When 9-year-old Konner Spalding of Versailles began playing bridge with her grandparents four years ago, her family didn’t anticipate the impact the game would have on her education.
“Konner wanted to spend more time with her grandparents and go on ‘vacations’ [to tournaments],” said Konner’s mother, Ashley Spalding. “But I’ve seen an improvement in math skills as well as critical thinking. Obviously there’s a lot of strategy in bridge.”
According to Christopher Shaw, a researcher from Carlinville Ill., Konner’s educational advances have everything to do with the game she enjoys playing. Shaw performed a five-year study to determine the impact playing bridge may have on the standardized testing scores of its younger players.
Shaw examined six groups of fifth-graders from the Carlinville public schools who were similar in academic ability. One group learned to play bridge as part of its math instruction, but the other five groups did not.
All of the students took the Iowa Test of Basic Skills (ITSB) before bridge instruction began and then again in sixth grade and seventh grade. The results were overwhelming.
Shaw found that students who learned to play bridge showed greater improvements during their junior high years than their non-bridge playing classmates in the subject areas of reading, language, math, science and social science.
Most notably, the young bridge players out-scored their counterparts by 39.31% in science, 24.22% in math, and 22.74% in social science.
“Konner has always been a good student, but bridge has taken her to another level for a fourth-grader,” said her mother, Ashley. “She thinks before she plays. Using her critical thinking skills, she makes a plan to try and determine what cards her opponents are holding.”
The improvement that learning bridge provides to students’ test scores is believed to be imbedded in the cognitive skill of reasoning, a critical skill involved in bridge.
“Bridge is a game that develops inferential reasoning skills, which are very difficult to teach elementary students,” Shaw said. “These skills appear to be used in all five subject areas in middle school.”
School systems are beginning to take advantage of the education programs made available to them through the American Contract Bridge League.
In its second year, Konner’s grandparents, Sandra and Michael Marlin, teach an after-school bridge class at Huntertown elementary in Versailles where Konner attends. Not only have nine students returned from last year, but another eight have joined, giving Konner plenty of friends to play with.

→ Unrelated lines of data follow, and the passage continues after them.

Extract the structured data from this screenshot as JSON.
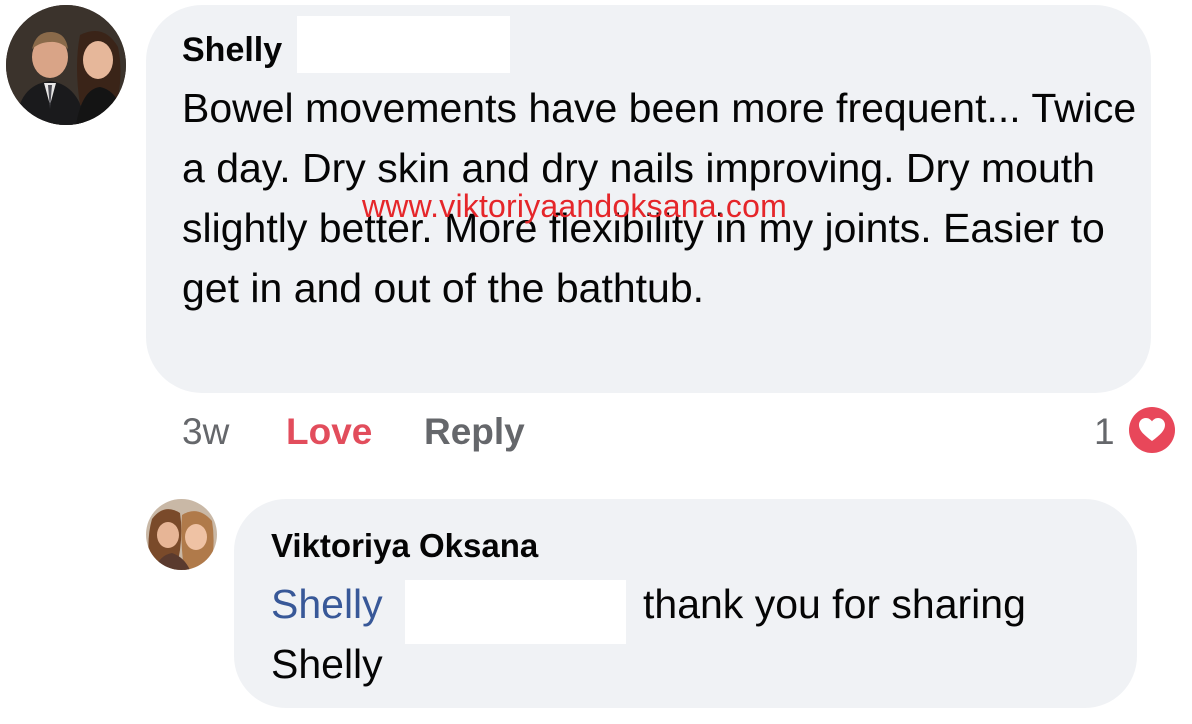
{
  "comment": {
    "author": "Shelly",
    "text": "Bowel movements have been more frequent... Twice a day.  Dry skin and dry nails improving. Dry mouth slightly better.  More flexibility in my joints.  Easier to get in and out of the bathtub.",
    "time": "3w",
    "love_label": "Love",
    "reply_label": "Reply",
    "reaction_count": "1",
    "reaction_icon": "heart-icon"
  },
  "watermark": "www.viktoriyaandoksana.com",
  "reply": {
    "author": "Viktoriya Oksana",
    "mention": "Shelly",
    "text": "thank you for sharing",
    "text_line2": "Shelly"
  },
  "colors": {
    "bubble": "#f0f2f5",
    "love": "#e24d5c",
    "mention": "#385898",
    "muted": "#65676b",
    "watermark": "#e5262a",
    "heart_badge": "#e8475a"
  }
}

One of the newer members is her 5-year-old sibling, Kendall, who according to her mother, Ashley, says can already count her points and place her cards in suits and numerical order.
Said Konner: “I like playing bridge, meeting people and traveling. It would be great for lots of kids to learn to play Bridge because it helps with math and gets your mind working. You can also meet other kids, too.”
Darbi Southers is an educator, writer and publicist living in Memphis. To find your child a Bridge teacher, or to learn more information about bringing the game of bridge into their classroom, visit www.acbl.org/teachers/index.html.